With both “earnings and revenue down, [Microsoft] has got to make some changes. Microsoft Chief Steve Ballmer’s excuse for this decline seems to be the difficulties of the recession,” John C. for MarketWatch. “So why doesn’t Apple Inc. have these same difficulties?”
Dvorak writes, “It’s time for Microsoft to take the next step in its evolution and build out a branded computer that it can eventually sell in the slated Microsoft stores… Are these [Microsoft] stores going to be clones of CompUSA or Egghead or any other number of failed stores seen in the past?”
MacDailyNews Take: From the looks of them, Microsoft Stores are designed to be to Apple Retail Stores what Windows is to Mac and Zune is to iPod+iTunes: Ill-conceived, poorly-executed bastardizations of Apple products.
Dvorak continues, “The mistake that has been consistently made in the past is trying to be a grocery store where you have a huge variety of things to sell… From the reports so far, this mistake sounds like what Microsoft is going to do. These stores will become the Waterloo for Steve Ballmer.
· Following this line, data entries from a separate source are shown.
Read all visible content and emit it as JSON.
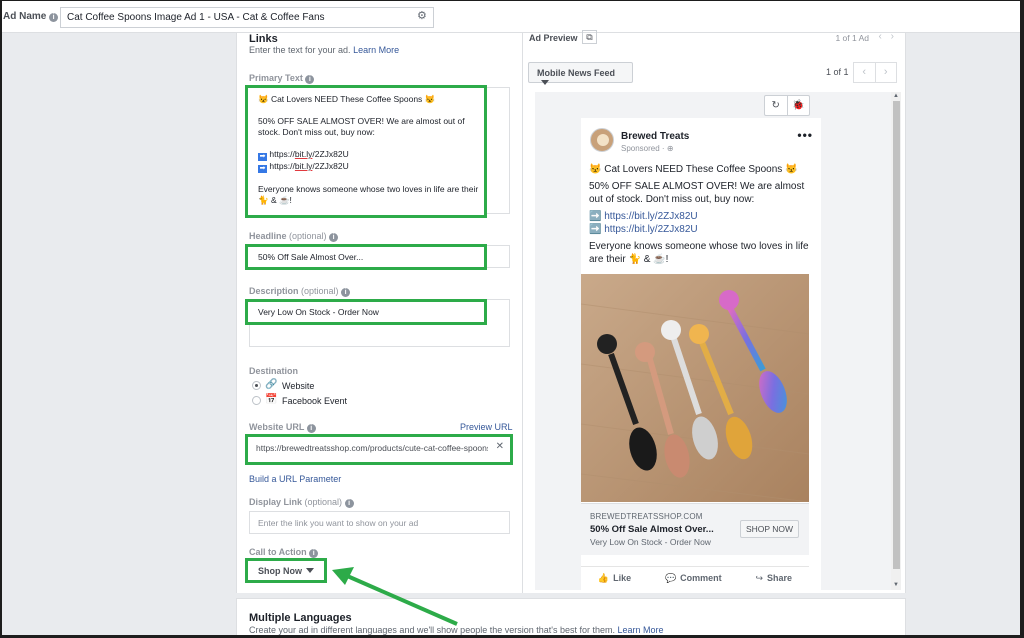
{
  "header": {
    "ad_name_label": "Ad Name",
    "ad_name_value": "Cat Coffee Spoons Image Ad 1 - USA - Cat & Coffee Fans"
  },
  "links": {
    "title": "Links",
    "subtitle": "Enter the text for your ad.",
    "learn_more": "Learn More",
    "primary_text_label": "Primary Text",
    "primary_text": {
      "line1": "😾 Cat Lovers NEED These Coffee Spoons 😾",
      "line2": "50% OFF SALE ALMOST OVER! We are almost out of stock. Don't miss out, buy now:",
      "url_prefix": "https://",
      "url_host": "bit.ly",
      "url_path": "/2ZJx82U",
      "line4": "Everyone knows someone whose two loves in life are their",
      "line4b": "🐈 & ☕!"
    },
    "headline_label": "Headline",
    "headline_optional": "(optional)",
    "headline_value": "50% Off Sale Almost Over...",
    "description_label": "Description",
    "description_optional": "(optional)",
    "description_value": "Very Low On Stock - Order Now",
    "destination_label": "Destination",
    "destination_options": [
      "Website",
      "Facebook Event"
    ],
    "website_url_label": "Website URL",
    "preview_url": "Preview URL",
    "website_url_value": "https://brewedtreatsshop.com/products/cute-cat-coffee-spoons",
    "build_url_param": "Build a URL Parameter",
    "display_link_label": "Display Link",
    "display_link_optional": "(optional)",
    "display_link_placeholder": "Enter the link you want to show on your ad",
    "cta_label": "Call to Action",
    "cta_value": "Shop Now"
  },
  "multiple_languages": {
    "title": "Multiple Languages",
    "subtitle": "Create your ad in different languages and we'll show people the version that's best for them.",
    "learn_more": "Learn More"
  },
  "preview": {
    "title": "Ad Preview",
    "count": "1 of 1 Ad",
    "placement": "Mobile News Feed",
    "page_count": "1 of 1",
    "post": {
      "page_name": "Brewed Treats",
      "sponsored": "Sponsored ·",
      "line1": "😾 Cat Lovers NEED These Coffee Spoons 😾",
      "line2": "50% OFF SALE ALMOST OVER! We are almost out of stock. Don't miss out, buy now:",
      "link1": "➡️ https://bit.ly/2ZJx82U",
      "link2": "➡️ https://bit.ly/2ZJx82U",
      "line3": "Everyone knows someone whose two loves in life are their 🐈 & ☕!",
      "card_domain": "BREWEDTREATSSHOP.COM",
      "card_headline": "50% Off Sale Almost Over...",
      "card_desc": "Very Low On Stock - Order Now",
      "card_button": "SHOP NOW",
      "like": "Like",
      "comment": "Comment",
      "share": "Share"
    }
  },
  "colors": {
    "highlight": "#2dab49",
    "link": "#365899",
    "fb_bg": "#e9ebee"
  }
}
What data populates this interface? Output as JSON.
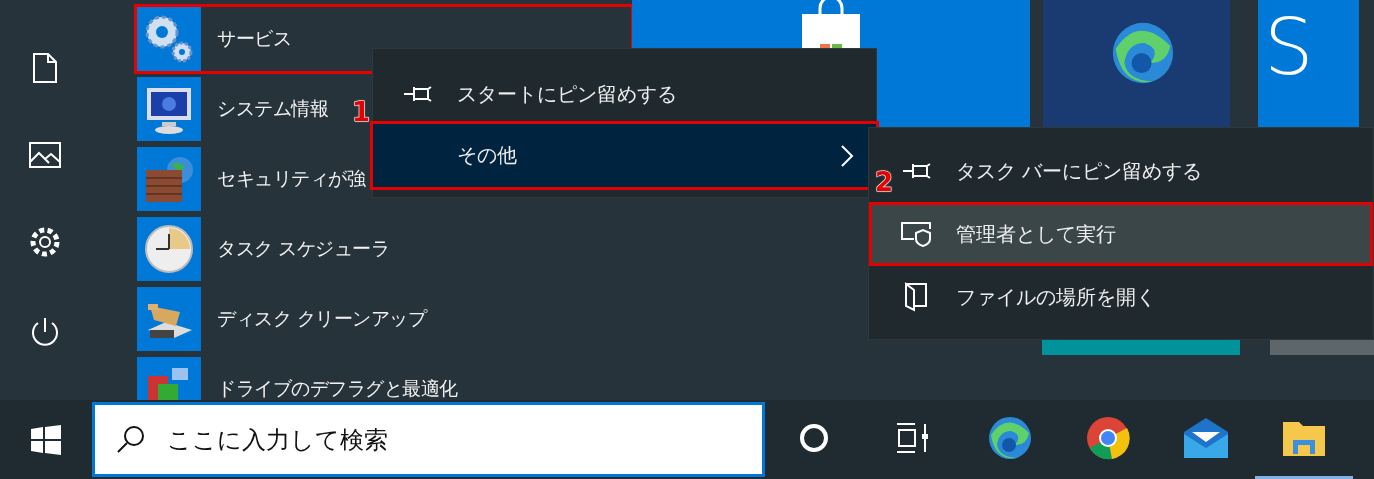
{
  "app_list": [
    {
      "label": "サービス",
      "marked": true
    },
    {
      "label": "システム情報",
      "marked": false
    },
    {
      "label": "セキュリティが強",
      "marked": false
    },
    {
      "label": "タスク スケジューラ",
      "marked": false
    },
    {
      "label": "ディスク クリーンアップ",
      "marked": false
    },
    {
      "label": "ドライブのデフラグと最適化",
      "marked": false
    }
  ],
  "tiles": [
    {
      "label": "S"
    }
  ],
  "context_menu": {
    "items": [
      {
        "label": "スタートにピン留めする",
        "selected": false,
        "marked": false
      },
      {
        "label": "その他",
        "selected": true,
        "marked": true,
        "callout": "1"
      }
    ]
  },
  "submenu": {
    "items": [
      {
        "label": "タスク バーにピン留めする",
        "selected": false,
        "marked": false
      },
      {
        "label": "管理者として実行",
        "selected": true,
        "marked": true,
        "callout": "2"
      },
      {
        "label": "ファイルの場所を開く",
        "selected": false,
        "marked": false
      }
    ]
  },
  "search": {
    "placeholder": "ここに入力して検索"
  },
  "taskbar_apps": [
    {
      "running": false
    },
    {
      "running": false
    },
    {
      "running": false
    },
    {
      "running": false
    },
    {
      "running": false
    },
    {
      "running": true
    }
  ]
}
If Microsoft is going to use the grocery store model, then I’d cancel the stores immediately.”
“Microsoft does not need to be servicing a Dell laptop retuned by a customer now blaming Microsoft for its failure,” Dvorak writes. “A failure in this [retail store] venue could be catastrophic for Microsoft. It needs branded hardware to be a success. It’s that simple.”
Full article here.
MacDailyNews Take: The day Microsoft releases a Microsoft PC is the the day Steve Jobs signs strict Mac OS X licensing deals (in which Apple closely approves and certifies the hardware) with HP, Sony, Lenovo, and/or other PC box assemblers (Dell can SIDAGTMBTTS). With $30+ billion in the bank, iPhone, iPod (and maybe even a tablet) Apple could easily afford to take whatever hit to Mac hardware sales would occur with such a move.* The personal computer operating system landscape would change dramatically for the better overnight.
*Apple would retain certain advantages (unibody construction for notebooks, Jonny Ive design, for just two examples) that nobody would be able to match, so the hit to Apple’s Mac hardware business might be less than some might think at first glance.